The Distraction of Delayed Exits
While the grind of quarterly earnings reports can be considered a distraction, so too is the uncertainty that surrounds a company’s exit strategy. Delaying an IPO can keep both employees and investors in limbo, unsure of when the company will finally go public. This uncertainty can hamper recruitment efforts and hinder long-term strategic planning.
The CEO Perspective
Instacart’s CEO, Fidji Simo, offers valuable insights into the importance of timing an IPO. Simo, who joined from Meta Platforms (formerly Facebook), was already focused on taking Instacart public when she assumed her role in July 2021. Drawing from her experience at Facebook during its IPO in 2012, she highlights that the true value of a company is realized after going public. Simo emphasizes delivering consistent value to stakeholders and customers beyond the IPO.
Conclusion: Get the Process Over With
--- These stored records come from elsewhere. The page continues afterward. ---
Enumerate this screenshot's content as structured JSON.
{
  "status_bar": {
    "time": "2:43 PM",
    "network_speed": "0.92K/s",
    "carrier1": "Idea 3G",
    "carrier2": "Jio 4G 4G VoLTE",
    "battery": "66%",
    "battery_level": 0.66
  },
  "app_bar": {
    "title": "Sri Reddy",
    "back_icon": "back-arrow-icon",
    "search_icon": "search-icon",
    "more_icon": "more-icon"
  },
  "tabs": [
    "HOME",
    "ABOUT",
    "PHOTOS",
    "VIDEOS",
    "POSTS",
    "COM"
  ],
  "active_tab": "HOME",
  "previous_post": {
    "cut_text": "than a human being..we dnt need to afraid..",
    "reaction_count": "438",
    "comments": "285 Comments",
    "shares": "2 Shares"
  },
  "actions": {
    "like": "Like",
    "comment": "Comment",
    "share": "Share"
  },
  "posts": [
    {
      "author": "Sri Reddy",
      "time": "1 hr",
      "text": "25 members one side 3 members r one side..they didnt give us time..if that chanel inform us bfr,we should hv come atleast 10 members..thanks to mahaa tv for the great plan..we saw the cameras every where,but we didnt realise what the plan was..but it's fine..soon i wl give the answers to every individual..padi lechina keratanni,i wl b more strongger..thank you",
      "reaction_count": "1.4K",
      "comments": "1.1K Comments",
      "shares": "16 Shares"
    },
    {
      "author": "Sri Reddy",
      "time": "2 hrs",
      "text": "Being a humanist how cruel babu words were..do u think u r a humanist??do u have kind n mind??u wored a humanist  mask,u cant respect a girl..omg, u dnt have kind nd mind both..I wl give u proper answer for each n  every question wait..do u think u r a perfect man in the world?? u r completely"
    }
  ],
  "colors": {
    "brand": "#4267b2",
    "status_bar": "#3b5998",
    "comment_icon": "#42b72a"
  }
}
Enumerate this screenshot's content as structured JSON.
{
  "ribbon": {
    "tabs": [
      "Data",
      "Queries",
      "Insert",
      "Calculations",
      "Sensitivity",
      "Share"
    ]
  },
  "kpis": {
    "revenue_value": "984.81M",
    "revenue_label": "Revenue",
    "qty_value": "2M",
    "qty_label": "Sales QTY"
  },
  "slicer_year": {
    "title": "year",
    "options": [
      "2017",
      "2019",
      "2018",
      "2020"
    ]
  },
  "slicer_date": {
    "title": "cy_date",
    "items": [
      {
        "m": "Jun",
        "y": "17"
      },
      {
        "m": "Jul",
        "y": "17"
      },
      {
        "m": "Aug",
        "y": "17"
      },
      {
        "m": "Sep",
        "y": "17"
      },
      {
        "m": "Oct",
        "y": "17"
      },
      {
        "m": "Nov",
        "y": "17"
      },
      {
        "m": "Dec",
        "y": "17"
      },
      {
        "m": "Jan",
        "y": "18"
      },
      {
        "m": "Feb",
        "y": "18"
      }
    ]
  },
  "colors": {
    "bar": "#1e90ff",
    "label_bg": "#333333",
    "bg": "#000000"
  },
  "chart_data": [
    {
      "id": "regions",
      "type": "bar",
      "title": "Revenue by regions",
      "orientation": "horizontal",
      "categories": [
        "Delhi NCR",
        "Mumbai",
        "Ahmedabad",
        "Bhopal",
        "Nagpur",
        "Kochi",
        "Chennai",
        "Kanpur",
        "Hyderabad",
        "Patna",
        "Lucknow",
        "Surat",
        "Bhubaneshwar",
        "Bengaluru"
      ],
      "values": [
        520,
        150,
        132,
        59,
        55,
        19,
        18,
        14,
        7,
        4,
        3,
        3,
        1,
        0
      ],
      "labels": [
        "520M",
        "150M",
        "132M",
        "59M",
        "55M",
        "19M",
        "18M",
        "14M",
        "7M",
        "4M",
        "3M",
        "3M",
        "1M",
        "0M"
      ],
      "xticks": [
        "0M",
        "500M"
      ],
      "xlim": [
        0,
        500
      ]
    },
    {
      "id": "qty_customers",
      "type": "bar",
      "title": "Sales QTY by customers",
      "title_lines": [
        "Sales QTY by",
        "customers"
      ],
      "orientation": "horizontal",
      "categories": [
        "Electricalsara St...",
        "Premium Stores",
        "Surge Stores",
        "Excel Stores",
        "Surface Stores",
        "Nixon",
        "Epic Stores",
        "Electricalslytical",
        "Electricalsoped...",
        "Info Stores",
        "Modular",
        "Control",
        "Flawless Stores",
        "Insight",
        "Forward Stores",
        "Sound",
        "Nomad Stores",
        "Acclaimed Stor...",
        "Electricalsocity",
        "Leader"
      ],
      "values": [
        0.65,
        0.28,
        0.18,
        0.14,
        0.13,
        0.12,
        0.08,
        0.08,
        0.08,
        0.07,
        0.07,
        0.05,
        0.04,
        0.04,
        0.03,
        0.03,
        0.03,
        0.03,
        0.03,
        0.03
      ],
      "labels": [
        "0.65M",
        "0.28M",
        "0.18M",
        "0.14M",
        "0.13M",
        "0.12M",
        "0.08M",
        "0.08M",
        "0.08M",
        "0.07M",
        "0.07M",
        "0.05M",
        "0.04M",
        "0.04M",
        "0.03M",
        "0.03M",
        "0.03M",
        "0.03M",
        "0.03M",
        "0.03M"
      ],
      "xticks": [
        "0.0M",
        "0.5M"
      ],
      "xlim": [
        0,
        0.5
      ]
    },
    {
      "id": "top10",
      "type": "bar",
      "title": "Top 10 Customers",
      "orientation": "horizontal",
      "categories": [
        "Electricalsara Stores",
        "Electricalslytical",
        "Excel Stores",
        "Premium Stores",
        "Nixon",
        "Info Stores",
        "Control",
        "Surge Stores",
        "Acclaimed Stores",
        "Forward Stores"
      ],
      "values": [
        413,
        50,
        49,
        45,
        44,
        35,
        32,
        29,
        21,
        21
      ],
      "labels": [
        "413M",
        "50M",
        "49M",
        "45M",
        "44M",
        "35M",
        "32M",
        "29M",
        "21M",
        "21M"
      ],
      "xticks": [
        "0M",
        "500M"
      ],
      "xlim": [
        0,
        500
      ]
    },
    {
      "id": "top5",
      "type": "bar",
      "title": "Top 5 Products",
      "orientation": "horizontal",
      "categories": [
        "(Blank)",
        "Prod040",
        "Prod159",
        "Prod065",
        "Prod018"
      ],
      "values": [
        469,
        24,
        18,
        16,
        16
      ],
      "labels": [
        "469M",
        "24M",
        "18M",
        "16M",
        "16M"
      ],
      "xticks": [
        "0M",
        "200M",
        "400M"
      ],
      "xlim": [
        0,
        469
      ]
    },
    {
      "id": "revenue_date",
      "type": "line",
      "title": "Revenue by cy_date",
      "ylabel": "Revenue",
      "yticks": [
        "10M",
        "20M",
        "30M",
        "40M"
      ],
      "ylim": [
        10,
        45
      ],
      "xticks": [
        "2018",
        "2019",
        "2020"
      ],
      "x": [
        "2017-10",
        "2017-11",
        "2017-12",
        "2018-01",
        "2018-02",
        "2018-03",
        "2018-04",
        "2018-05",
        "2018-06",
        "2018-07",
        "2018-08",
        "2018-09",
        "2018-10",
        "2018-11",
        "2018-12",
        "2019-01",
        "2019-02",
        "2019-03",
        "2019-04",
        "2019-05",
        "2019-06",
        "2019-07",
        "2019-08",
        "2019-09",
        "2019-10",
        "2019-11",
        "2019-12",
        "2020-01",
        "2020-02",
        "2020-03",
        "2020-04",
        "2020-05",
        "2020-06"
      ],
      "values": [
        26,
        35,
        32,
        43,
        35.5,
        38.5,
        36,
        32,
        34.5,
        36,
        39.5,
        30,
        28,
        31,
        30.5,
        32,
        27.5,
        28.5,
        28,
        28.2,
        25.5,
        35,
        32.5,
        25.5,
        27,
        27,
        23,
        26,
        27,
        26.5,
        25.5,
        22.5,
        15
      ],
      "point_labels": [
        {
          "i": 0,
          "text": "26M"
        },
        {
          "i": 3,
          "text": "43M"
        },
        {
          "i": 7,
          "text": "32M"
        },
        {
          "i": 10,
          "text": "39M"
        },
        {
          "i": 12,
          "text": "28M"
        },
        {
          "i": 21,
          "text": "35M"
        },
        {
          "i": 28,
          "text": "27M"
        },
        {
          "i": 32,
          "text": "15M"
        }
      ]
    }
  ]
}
In the ever-changing landscape of tech startups and unicorns, Instacart’s IPO journey serves as a potent reminder of the advantages of not delaying the decision to go public. The lessons learned from Instacart’s valuation fluctuations, as well as the experiences of Airbnb and DoorDash, underscore the significance of timely IPOs. Public companies must navigate the complexities of market dynamics, quarterly scrutiny, and long-term planning, making early entry into the public markets a strategic advantage. As Fidji Simo aptly puts it, “There’s real work to be done,” and the sooner a company starts, the better prepared it will be to thrive in the challenging world of public companies.